Violent incidents between Israelis and Palestinians continued unabated on Monday, as concern grew among leaders in the region that the situation was spiraling out of control.
At least three more stabbing attacks directed at Israelis were reported on Monday. In the first incident, a Palestinian man attempted to stab a police officer near the Old City in eastern Jerusalem but was shot dead before he could injure his target.
In the second incident, a Palestinian woman stabbed another police officer, injuring him, before being shot and wounded. In the third incident, two Israeli teenagers were wounded by a pair of knife-wielding Palestinians.
Palestinian foreign minister Riad al-Malki told the AFP news agency that Israeli Prime Minister Benjamin Netanayhu wanted "to instigate a third intifada" - or Palestinian uprising - and had violated "the status quo" regarding East Jerusalem's al-Aqsa compound.
Known to the Jews as the Temple Mount, the site has been at the center of the recent violence after a series of clashes between protestors and Israeli authorities.
Netanyahu has repeatedly denied such claims. Speaking to Parliament on Monday, he emphasized that the wave of knife stabbings targeting Jews was an effort to terrorize Israelis.
'Terror does not pay'

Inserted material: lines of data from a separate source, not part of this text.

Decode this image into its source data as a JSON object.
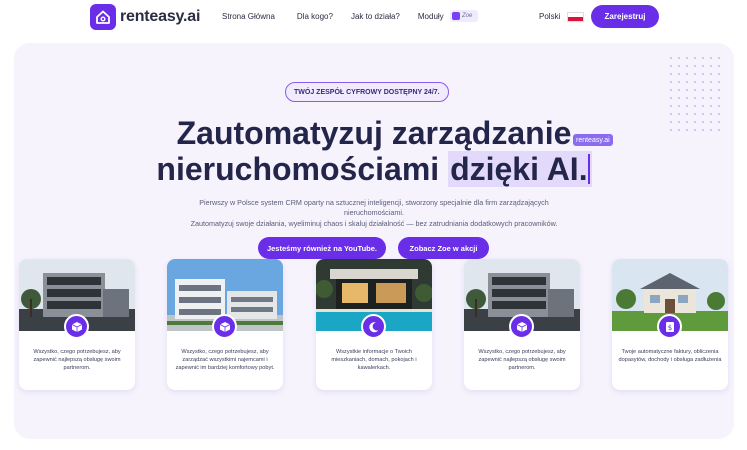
{
  "nav": {
    "logo_text": "renteasy.ai",
    "menu": [
      "Strona Główna",
      "Dla kogo?",
      "Jak to działa?",
      "Moduły"
    ],
    "zoe_badge": "Zoe",
    "language": "Polski",
    "register_label": "Zarejestruj"
  },
  "hero": {
    "badge": "TWÓJ ZESPÓŁ CYFROWY DOSTĘPNY 24/7.",
    "headline_line1": "Zautomatyzuj zarządzanie",
    "headline_line2_plain": "nieruchomościami",
    "headline_line2_highlight": "dzięki AI.",
    "cursor_tag": "renteasy.ai",
    "subtitle_line1": "Pierwszy w Polsce system CRM oparty na sztucznej inteligencji, stworzony specjalnie dla firm zarządzających",
    "subtitle_line2": "nieruchomościami.",
    "subtitle_line3": "Zautomatyzuj swoje działania, wyeliminuj chaos i skaluj działalność — bez zatrudniania dodatkowych pracowników.",
    "cta_youtube": "Jesteśmy również na YouTube.",
    "cta_zoe": "Zobacz Zoe w akcji"
  },
  "cards": [
    {
      "icon": "cube-icon",
      "text": "Wszystko, czego potrzebujesz, aby zapewnić najlepszą obsługę swoim partnerom."
    },
    {
      "icon": "cube-icon",
      "text": "Wszystko, czego potrzebujesz, aby zarządzać wszystkimi najemcami i zapewnić im bardziej komfortowy pobyt."
    },
    {
      "icon": "moon-icon",
      "text": "Wszystkie informacje o Twoich mieszkaniach, domach, pokojach i kawalerkach."
    },
    {
      "icon": "cube-icon",
      "text": "Wszystko, czego potrzebujesz, aby zapewnić najlepszą obsługę swoim partnerom."
    },
    {
      "icon": "invoice-icon",
      "text": "Twoje automatyczne faktury, obliczenia dopasytów, dochody i obsługa zadłużenia"
    }
  ],
  "colors": {
    "accent": "#6a2ee8",
    "hero_bg": "#f6f3fd",
    "highlight": "#e3d9fb"
  }
}
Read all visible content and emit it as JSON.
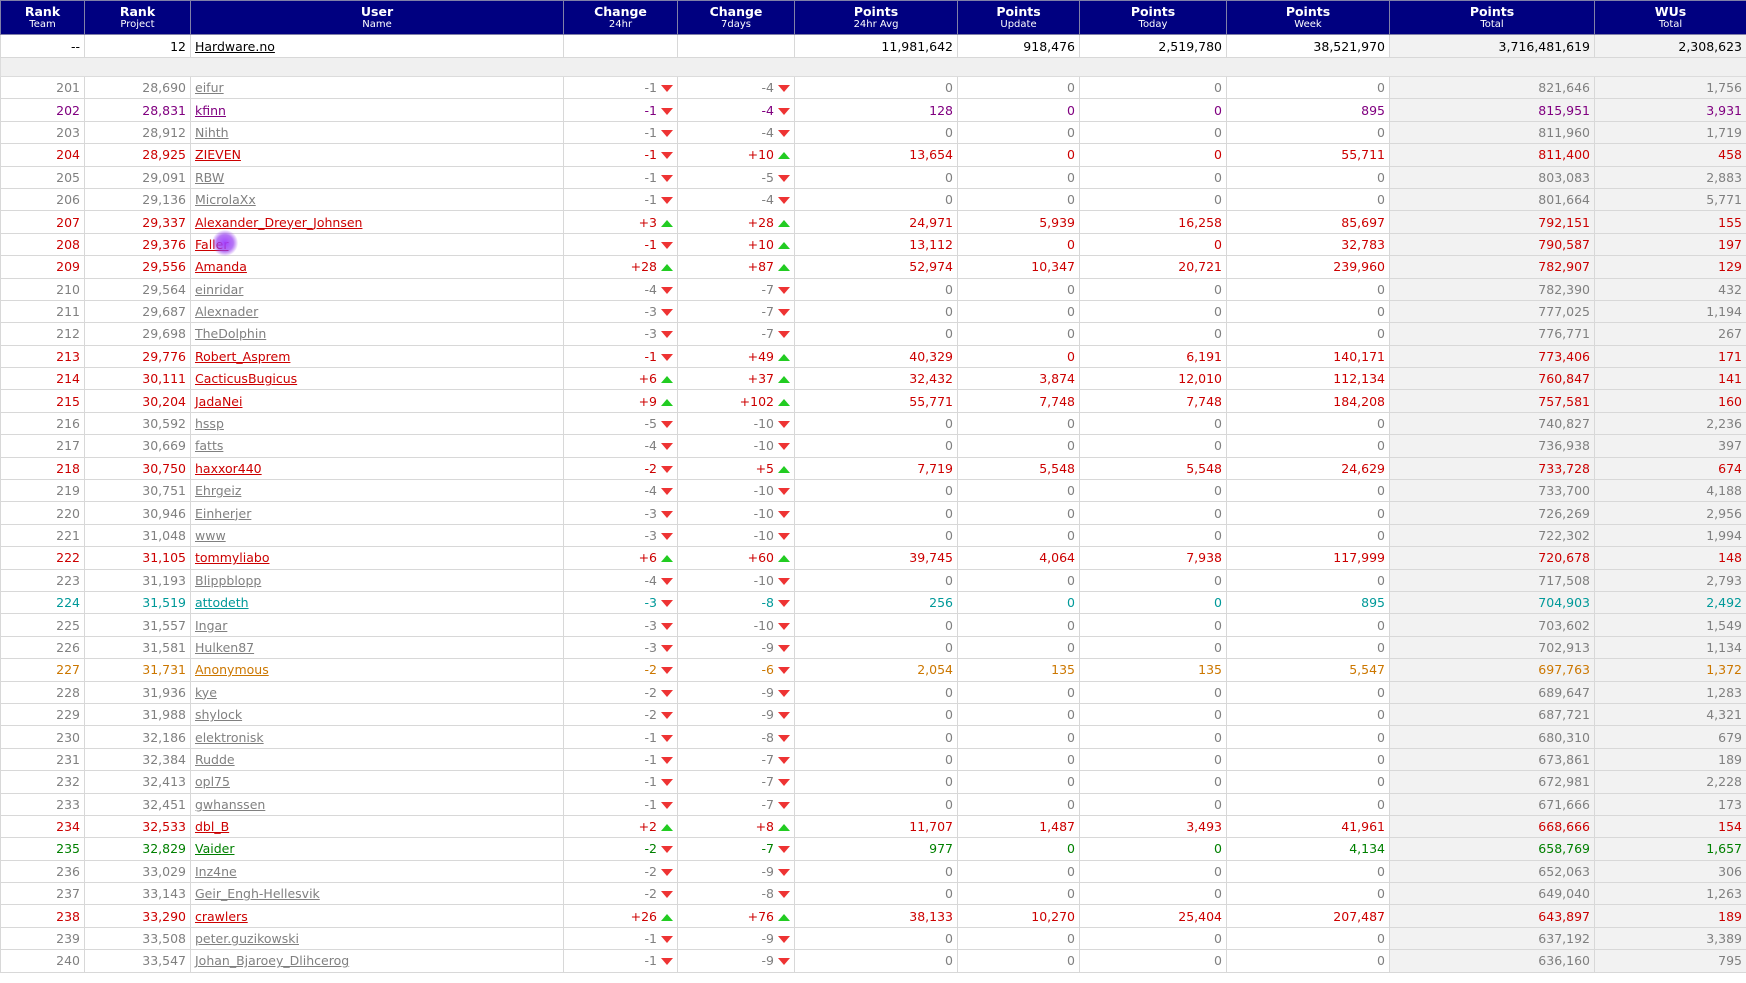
{
  "colors": {
    "header_bg": "#000080",
    "red": "#cc0000",
    "gray": "#808080",
    "purple": "#800080",
    "teal": "#009999",
    "orange": "#cc7700",
    "green": "#008000",
    "up": "#22cc22",
    "down": "#ee3333"
  },
  "columns": [
    {
      "label": "Rank",
      "sub": "Team"
    },
    {
      "label": "Rank",
      "sub": "Project"
    },
    {
      "label": "User",
      "sub": "Name"
    },
    {
      "label": "Change",
      "sub": "24hr"
    },
    {
      "label": "Change",
      "sub": "7days"
    },
    {
      "label": "Points",
      "sub": "24hr Avg"
    },
    {
      "label": "Points",
      "sub": "Update"
    },
    {
      "label": "Points",
      "sub": "Today"
    },
    {
      "label": "Points",
      "sub": "Week"
    },
    {
      "label": "Points",
      "sub": "Total"
    },
    {
      "label": "WUs",
      "sub": "Total"
    }
  ],
  "team": {
    "rank_team": "--",
    "rank_project": "12",
    "name": "Hardware.no",
    "avg": "11,981,642",
    "update": "918,476",
    "today": "2,519,780",
    "week": "38,521,970",
    "total": "3,716,481,619",
    "wus": "2,308,623"
  },
  "rows": [
    {
      "r": "201",
      "p": "28,690",
      "n": "eifur",
      "c1": "-1",
      "d1": "down",
      "c7": "-4",
      "d7": "down",
      "avg": "0",
      "upd": "0",
      "tod": "0",
      "wk": "0",
      "tot": "821,646",
      "wu": "1,756",
      "color": "gray"
    },
    {
      "r": "202",
      "p": "28,831",
      "n": "kfinn",
      "c1": "-1",
      "d1": "down",
      "c7": "-4",
      "d7": "down",
      "avg": "128",
      "upd": "0",
      "tod": "0",
      "wk": "895",
      "tot": "815,951",
      "wu": "3,931",
      "color": "purple"
    },
    {
      "r": "203",
      "p": "28,912",
      "n": "Nihth",
      "c1": "-1",
      "d1": "down",
      "c7": "-4",
      "d7": "down",
      "avg": "0",
      "upd": "0",
      "tod": "0",
      "wk": "0",
      "tot": "811,960",
      "wu": "1,719",
      "color": "gray"
    },
    {
      "r": "204",
      "p": "28,925",
      "n": "ZIEVEN",
      "c1": "-1",
      "d1": "down",
      "c7": "+10",
      "d7": "up",
      "avg": "13,654",
      "upd": "0",
      "tod": "0",
      "wk": "55,711",
      "tot": "811,400",
      "wu": "458",
      "color": "red"
    },
    {
      "r": "205",
      "p": "29,091",
      "n": "RBW",
      "c1": "-1",
      "d1": "down",
      "c7": "-5",
      "d7": "down",
      "avg": "0",
      "upd": "0",
      "tod": "0",
      "wk": "0",
      "tot": "803,083",
      "wu": "2,883",
      "color": "gray"
    },
    {
      "r": "206",
      "p": "29,136",
      "n": "MicrolaXx",
      "c1": "-1",
      "d1": "down",
      "c7": "-4",
      "d7": "down",
      "avg": "0",
      "upd": "0",
      "tod": "0",
      "wk": "0",
      "tot": "801,664",
      "wu": "5,771",
      "color": "gray"
    },
    {
      "r": "207",
      "p": "29,337",
      "n": "Alexander_Dreyer_Johnsen",
      "c1": "+3",
      "d1": "up",
      "c7": "+28",
      "d7": "up",
      "avg": "24,971",
      "upd": "5,939",
      "tod": "16,258",
      "wk": "85,697",
      "tot": "792,151",
      "wu": "155",
      "color": "red"
    },
    {
      "r": "208",
      "p": "29,376",
      "n": "Faller",
      "c1": "-1",
      "d1": "down",
      "c7": "+10",
      "d7": "up",
      "avg": "13,112",
      "upd": "0",
      "tod": "0",
      "wk": "32,783",
      "tot": "790,587",
      "wu": "197",
      "color": "red"
    },
    {
      "r": "209",
      "p": "29,556",
      "n": "Amanda",
      "c1": "+28",
      "d1": "up",
      "c7": "+87",
      "d7": "up",
      "avg": "52,974",
      "upd": "10,347",
      "tod": "20,721",
      "wk": "239,960",
      "tot": "782,907",
      "wu": "129",
      "color": "red"
    },
    {
      "r": "210",
      "p": "29,564",
      "n": "einridar",
      "c1": "-4",
      "d1": "down",
      "c7": "-7",
      "d7": "down",
      "avg": "0",
      "upd": "0",
      "tod": "0",
      "wk": "0",
      "tot": "782,390",
      "wu": "432",
      "color": "gray"
    },
    {
      "r": "211",
      "p": "29,687",
      "n": "Alexnader",
      "c1": "-3",
      "d1": "down",
      "c7": "-7",
      "d7": "down",
      "avg": "0",
      "upd": "0",
      "tod": "0",
      "wk": "0",
      "tot": "777,025",
      "wu": "1,194",
      "color": "gray"
    },
    {
      "r": "212",
      "p": "29,698",
      "n": "TheDolphin",
      "c1": "-3",
      "d1": "down",
      "c7": "-7",
      "d7": "down",
      "avg": "0",
      "upd": "0",
      "tod": "0",
      "wk": "0",
      "tot": "776,771",
      "wu": "267",
      "color": "gray"
    },
    {
      "r": "213",
      "p": "29,776",
      "n": "Robert_Asprem",
      "c1": "-1",
      "d1": "down",
      "c7": "+49",
      "d7": "up",
      "avg": "40,329",
      "upd": "0",
      "tod": "6,191",
      "wk": "140,171",
      "tot": "773,406",
      "wu": "171",
      "color": "red"
    },
    {
      "r": "214",
      "p": "30,111",
      "n": "CacticusBugicus",
      "c1": "+6",
      "d1": "up",
      "c7": "+37",
      "d7": "up",
      "avg": "32,432",
      "upd": "3,874",
      "tod": "12,010",
      "wk": "112,134",
      "tot": "760,847",
      "wu": "141",
      "color": "red"
    },
    {
      "r": "215",
      "p": "30,204",
      "n": "JadaNei",
      "c1": "+9",
      "d1": "up",
      "c7": "+102",
      "d7": "up",
      "avg": "55,771",
      "upd": "7,748",
      "tod": "7,748",
      "wk": "184,208",
      "tot": "757,581",
      "wu": "160",
      "color": "red"
    },
    {
      "r": "216",
      "p": "30,592",
      "n": "hssp",
      "c1": "-5",
      "d1": "down",
      "c7": "-10",
      "d7": "down",
      "avg": "0",
      "upd": "0",
      "tod": "0",
      "wk": "0",
      "tot": "740,827",
      "wu": "2,236",
      "color": "gray"
    },
    {
      "r": "217",
      "p": "30,669",
      "n": "fatts",
      "c1": "-4",
      "d1": "down",
      "c7": "-10",
      "d7": "down",
      "avg": "0",
      "upd": "0",
      "tod": "0",
      "wk": "0",
      "tot": "736,938",
      "wu": "397",
      "color": "gray"
    },
    {
      "r": "218",
      "p": "30,750",
      "n": "haxxor440",
      "c1": "-2",
      "d1": "down",
      "c7": "+5",
      "d7": "up",
      "avg": "7,719",
      "upd": "5,548",
      "tod": "5,548",
      "wk": "24,629",
      "tot": "733,728",
      "wu": "674",
      "color": "red"
    },
    {
      "r": "219",
      "p": "30,751",
      "n": "Ehrgeiz",
      "c1": "-4",
      "d1": "down",
      "c7": "-10",
      "d7": "down",
      "avg": "0",
      "upd": "0",
      "tod": "0",
      "wk": "0",
      "tot": "733,700",
      "wu": "4,188",
      "color": "gray"
    },
    {
      "r": "220",
      "p": "30,946",
      "n": "Einherjer",
      "c1": "-3",
      "d1": "down",
      "c7": "-10",
      "d7": "down",
      "avg": "0",
      "upd": "0",
      "tod": "0",
      "wk": "0",
      "tot": "726,269",
      "wu": "2,956",
      "color": "gray"
    },
    {
      "r": "221",
      "p": "31,048",
      "n": "www",
      "c1": "-3",
      "d1": "down",
      "c7": "-10",
      "d7": "down",
      "avg": "0",
      "upd": "0",
      "tod": "0",
      "wk": "0",
      "tot": "722,302",
      "wu": "1,994",
      "color": "gray"
    },
    {
      "r": "222",
      "p": "31,105",
      "n": "tommyliabo",
      "c1": "+6",
      "d1": "up",
      "c7": "+60",
      "d7": "up",
      "avg": "39,745",
      "upd": "4,064",
      "tod": "7,938",
      "wk": "117,999",
      "tot": "720,678",
      "wu": "148",
      "color": "red"
    },
    {
      "r": "223",
      "p": "31,193",
      "n": "Blippblopp",
      "c1": "-4",
      "d1": "down",
      "c7": "-10",
      "d7": "down",
      "avg": "0",
      "upd": "0",
      "tod": "0",
      "wk": "0",
      "tot": "717,508",
      "wu": "2,793",
      "color": "gray"
    },
    {
      "r": "224",
      "p": "31,519",
      "n": "attodeth",
      "c1": "-3",
      "d1": "down",
      "c7": "-8",
      "d7": "down",
      "avg": "256",
      "upd": "0",
      "tod": "0",
      "wk": "895",
      "tot": "704,903",
      "wu": "2,492",
      "color": "teal"
    },
    {
      "r": "225",
      "p": "31,557",
      "n": "Ingar",
      "c1": "-3",
      "d1": "down",
      "c7": "-10",
      "d7": "down",
      "avg": "0",
      "upd": "0",
      "tod": "0",
      "wk": "0",
      "tot": "703,602",
      "wu": "1,549",
      "color": "gray"
    },
    {
      "r": "226",
      "p": "31,581",
      "n": "Hulken87",
      "c1": "-3",
      "d1": "down",
      "c7": "-9",
      "d7": "down",
      "avg": "0",
      "upd": "0",
      "tod": "0",
      "wk": "0",
      "tot": "702,913",
      "wu": "1,134",
      "color": "gray"
    },
    {
      "r": "227",
      "p": "31,731",
      "n": "Anonymous",
      "c1": "-2",
      "d1": "down",
      "c7": "-6",
      "d7": "down",
      "avg": "2,054",
      "upd": "135",
      "tod": "135",
      "wk": "5,547",
      "tot": "697,763",
      "wu": "1,372",
      "color": "orange"
    },
    {
      "r": "228",
      "p": "31,936",
      "n": "kye",
      "c1": "-2",
      "d1": "down",
      "c7": "-9",
      "d7": "down",
      "avg": "0",
      "upd": "0",
      "tod": "0",
      "wk": "0",
      "tot": "689,647",
      "wu": "1,283",
      "color": "gray"
    },
    {
      "r": "229",
      "p": "31,988",
      "n": "shylock",
      "c1": "-2",
      "d1": "down",
      "c7": "-9",
      "d7": "down",
      "avg": "0",
      "upd": "0",
      "tod": "0",
      "wk": "0",
      "tot": "687,721",
      "wu": "4,321",
      "color": "gray"
    },
    {
      "r": "230",
      "p": "32,186",
      "n": "elektronisk",
      "c1": "-1",
      "d1": "down",
      "c7": "-8",
      "d7": "down",
      "avg": "0",
      "upd": "0",
      "tod": "0",
      "wk": "0",
      "tot": "680,310",
      "wu": "679",
      "color": "gray"
    },
    {
      "r": "231",
      "p": "32,384",
      "n": "Rudde",
      "c1": "-1",
      "d1": "down",
      "c7": "-7",
      "d7": "down",
      "avg": "0",
      "upd": "0",
      "tod": "0",
      "wk": "0",
      "tot": "673,861",
      "wu": "189",
      "color": "gray"
    },
    {
      "r": "232",
      "p": "32,413",
      "n": "opl75",
      "c1": "-1",
      "d1": "down",
      "c7": "-7",
      "d7": "down",
      "avg": "0",
      "upd": "0",
      "tod": "0",
      "wk": "0",
      "tot": "672,981",
      "wu": "2,228",
      "color": "gray"
    },
    {
      "r": "233",
      "p": "32,451",
      "n": "gwhanssen",
      "c1": "-1",
      "d1": "down",
      "c7": "-7",
      "d7": "down",
      "avg": "0",
      "upd": "0",
      "tod": "0",
      "wk": "0",
      "tot": "671,666",
      "wu": "173",
      "color": "gray"
    },
    {
      "r": "234",
      "p": "32,533",
      "n": "dbl_B",
      "c1": "+2",
      "d1": "up",
      "c7": "+8",
      "d7": "up",
      "avg": "11,707",
      "upd": "1,487",
      "tod": "3,493",
      "wk": "41,961",
      "tot": "668,666",
      "wu": "154",
      "color": "red"
    },
    {
      "r": "235",
      "p": "32,829",
      "n": "Vaider",
      "c1": "-2",
      "d1": "down",
      "c7": "-7",
      "d7": "down",
      "avg": "977",
      "upd": "0",
      "tod": "0",
      "wk": "4,134",
      "tot": "658,769",
      "wu": "1,657",
      "color": "green"
    },
    {
      "r": "236",
      "p": "33,029",
      "n": "Inz4ne",
      "c1": "-2",
      "d1": "down",
      "c7": "-9",
      "d7": "down",
      "avg": "0",
      "upd": "0",
      "tod": "0",
      "wk": "0",
      "tot": "652,063",
      "wu": "306",
      "color": "gray"
    },
    {
      "r": "237",
      "p": "33,143",
      "n": "Geir_Engh-Hellesvik",
      "c1": "-2",
      "d1": "down",
      "c7": "-8",
      "d7": "down",
      "avg": "0",
      "upd": "0",
      "tod": "0",
      "wk": "0",
      "tot": "649,040",
      "wu": "1,263",
      "color": "gray"
    },
    {
      "r": "238",
      "p": "33,290",
      "n": "crawlers",
      "c1": "+26",
      "d1": "up",
      "c7": "+76",
      "d7": "up",
      "avg": "38,133",
      "upd": "10,270",
      "tod": "25,404",
      "wk": "207,487",
      "tot": "643,897",
      "wu": "189",
      "color": "red"
    },
    {
      "r": "239",
      "p": "33,508",
      "n": "peter.guzikowski",
      "c1": "-1",
      "d1": "down",
      "c7": "-9",
      "d7": "down",
      "avg": "0",
      "upd": "0",
      "tod": "0",
      "wk": "0",
      "tot": "637,192",
      "wu": "3,389",
      "color": "gray"
    },
    {
      "r": "240",
      "p": "33,547",
      "n": "Johan_Bjaroey_Dlihcerog",
      "c1": "-1",
      "d1": "down",
      "c7": "-9",
      "d7": "down",
      "avg": "0",
      "upd": "0",
      "tod": "0",
      "wk": "0",
      "tot": "636,160",
      "wu": "795",
      "color": "gray"
    }
  ]
}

The violence escalated on October 1, when an Israeli settler couple was shot dead in the West Bank. That was followed by a spate of knife attacks against both Israelis and Palestinians, and increasingly violent protests around Gaza, which led the Netanyahu administration to ramp up its security forces in the West Bank and on the border with Gaza. On Sunday, Israel launched an airstrike on Gaza after Hamas fired rockets into Israel.
At least 25 Palestinians have been killed and more than 100 wounded in the unrest that has spilled across the country. Meanwhile, there have been at least 18 instances of knife attacks targeting Jews since the first incident, according to the AFP.
Netanyahu said he sees no "magic solution" to the conflict, while insisting he will defeat those forces responsible for the carnage.
"We will prove that terror does not pay and we will defeat it," he said.
blc/bk (AFP, AP, dpa)